## [Problem details]
Select the lines below containing the word "Chat".

Data records
──────

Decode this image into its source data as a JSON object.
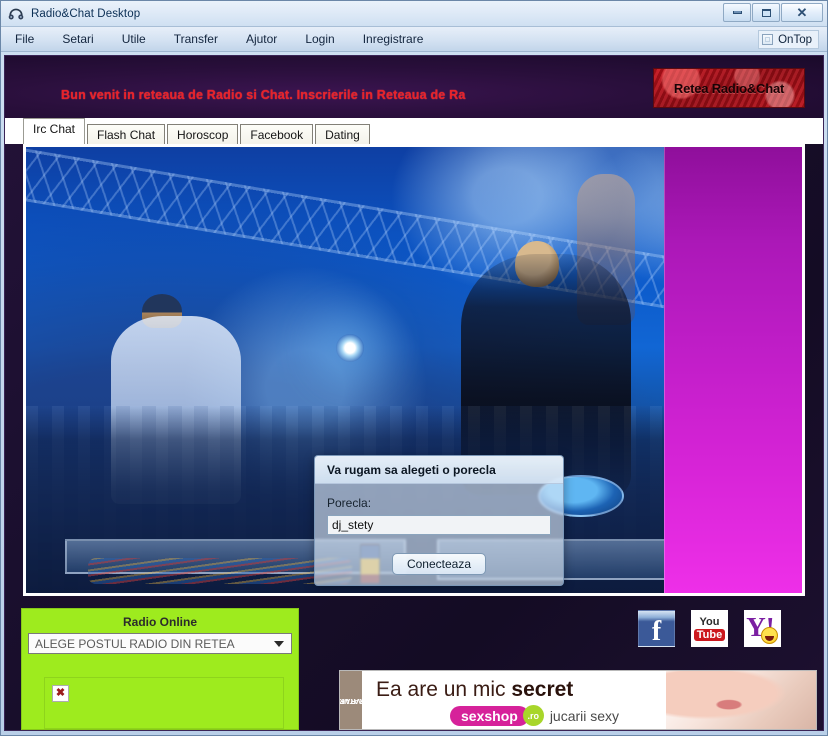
{
  "window": {
    "title": "Radio&Chat Desktop",
    "icon": "headphones-icon",
    "buttons": {
      "minimize": "minimize-icon",
      "maximize": "maximize-icon",
      "close": "close-icon"
    }
  },
  "menubar": {
    "items": [
      "File",
      "Setari",
      "Utile",
      "Transfer",
      "Ajutor",
      "Login",
      "Inregistrare"
    ],
    "ontop_label": "OnTop",
    "ontop_checked": false
  },
  "banner": {
    "marquee": "Bun venit in reteaua de Radio si Chat. Inscrierile in Reteaua de Ra",
    "logo_text": "Retea Radio&Chat"
  },
  "tabs": [
    {
      "label": "Irc Chat",
      "active": true
    },
    {
      "label": "Flash Chat",
      "active": false
    },
    {
      "label": "Horoscop",
      "active": false
    },
    {
      "label": "Facebook",
      "active": false
    },
    {
      "label": "Dating",
      "active": false
    }
  ],
  "dialog": {
    "title": "Va rugam sa alegeti o porecla",
    "field_label": "Porecla:",
    "field_value": "dj_stety",
    "field_placeholder": "",
    "submit_label": "Conecteaza"
  },
  "radio_panel": {
    "title": "Radio Online",
    "select_value": "ALEGE POSTUL RADIO DIN RETEA",
    "broken_image_glyph": "✖"
  },
  "social": [
    {
      "name": "facebook",
      "letter": "f"
    },
    {
      "name": "youtube",
      "top": "You",
      "bottom": "Tube"
    },
    {
      "name": "yahoo-messenger",
      "letter": "Y!"
    }
  ],
  "ad": {
    "strip_line1": "LIVRARE",
    "strip_line2": "GRATUITA",
    "headline_plain": "Ea are un mic ",
    "headline_bold": "secret",
    "brand": "sexshop",
    "tld": ".ro",
    "tagline": "jucarii sexy"
  },
  "colors": {
    "app_background": "#1a0f2e",
    "marquee_red": "#e8222a",
    "radio_green": "#9eeb1e",
    "pink_panel_top": "#8f0f9b",
    "pink_panel_bottom": "#ee2fe8",
    "ad_pink": "#d6229a"
  }
}
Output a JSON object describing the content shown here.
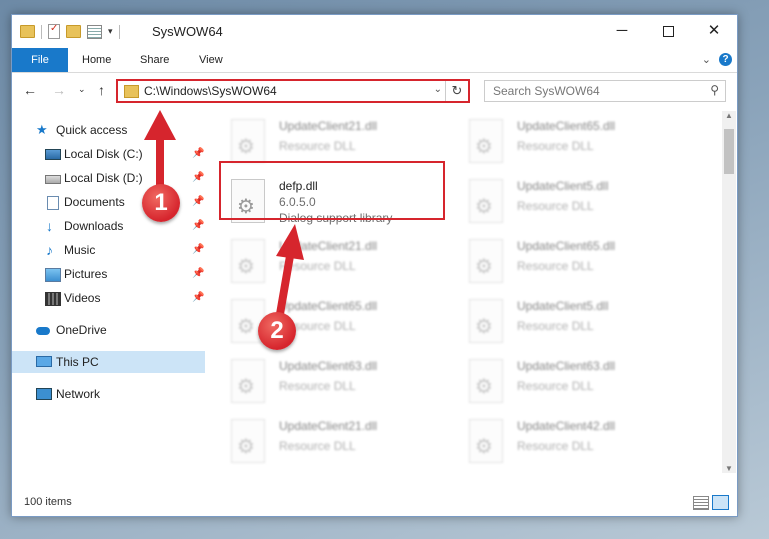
{
  "window": {
    "title": "SysWOW64",
    "controls": {
      "minimize": "─",
      "close": "✕"
    }
  },
  "ribbon": {
    "tabs": [
      "File",
      "Home",
      "Share",
      "View"
    ],
    "expand": "⌄",
    "help": "?"
  },
  "nav": {
    "back": "←",
    "forward": "→",
    "recent": "⌄",
    "up": "↑",
    "address": "C:\\Windows\\SysWOW64",
    "address_dropdown": "⌄",
    "refresh": "↻",
    "search_placeholder": "Search SysWOW64"
  },
  "navpane": {
    "items": [
      {
        "label": "Quick access",
        "icon": "quick-access-star-icon"
      },
      {
        "label": "Local Disk (C:)",
        "icon": "local-disk-icon",
        "pinned": true
      },
      {
        "label": "Local Disk (D:)",
        "icon": "local-disk-icon",
        "pinned": true
      },
      {
        "label": "Documents",
        "icon": "documents-icon",
        "pinned": true
      },
      {
        "label": "Downloads",
        "icon": "downloads-icon",
        "pinned": true
      },
      {
        "label": "Music",
        "icon": "music-icon",
        "pinned": true
      },
      {
        "label": "Pictures",
        "icon": "pictures-icon",
        "pinned": true
      },
      {
        "label": "Videos",
        "icon": "videos-icon",
        "pinned": true
      },
      {
        "label": "OneDrive",
        "icon": "onedrive-icon"
      },
      {
        "label": "This PC",
        "icon": "this-pc-icon",
        "selected": true
      },
      {
        "label": "Network",
        "icon": "network-icon"
      }
    ],
    "pin_glyph": "📌"
  },
  "files": {
    "left_column": [
      {
        "name": "UpdateClient21.dll",
        "type": "Resource DLL"
      },
      {
        "name": "defp.dll",
        "version": "6.0.5.0",
        "type": "Dialog support library",
        "highlighted": true
      },
      {
        "name": "UpdateClient21.dll",
        "type": "Resource DLL"
      },
      {
        "name": "UpdateClient65.dll",
        "type": "Resource DLL"
      },
      {
        "name": "UpdateClient63.dll",
        "type": "Resource DLL"
      },
      {
        "name": "UpdateClient21.dll",
        "type": "Resource DLL"
      }
    ],
    "right_column": [
      {
        "name": "UpdateClient65.dll",
        "type": "Resource DLL"
      },
      {
        "name": "UpdateClient5.dll",
        "type": "Resource DLL"
      },
      {
        "name": "UpdateClient65.dll",
        "type": "Resource DLL"
      },
      {
        "name": "UpdateClient5.dll",
        "type": "Resource DLL"
      },
      {
        "name": "UpdateClient63.dll",
        "type": "Resource DLL"
      },
      {
        "name": "UpdateClient42.dll",
        "type": "Resource DLL"
      }
    ]
  },
  "status": {
    "item_count": "100 items"
  },
  "annotations": {
    "step1": "1",
    "step2": "2",
    "color": "#d6252d"
  }
}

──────

## [Answer to the problem]
    "title": "Radio&Chat Desktop",
    "marquee": "Bun venit in reteaua de Radio si Chat. Inscrierile in Reteaua de Ra",
    "logo_text": "Retea Radio&Chat"
      "label": "Irc Chat",
      "label": "Flash Chat",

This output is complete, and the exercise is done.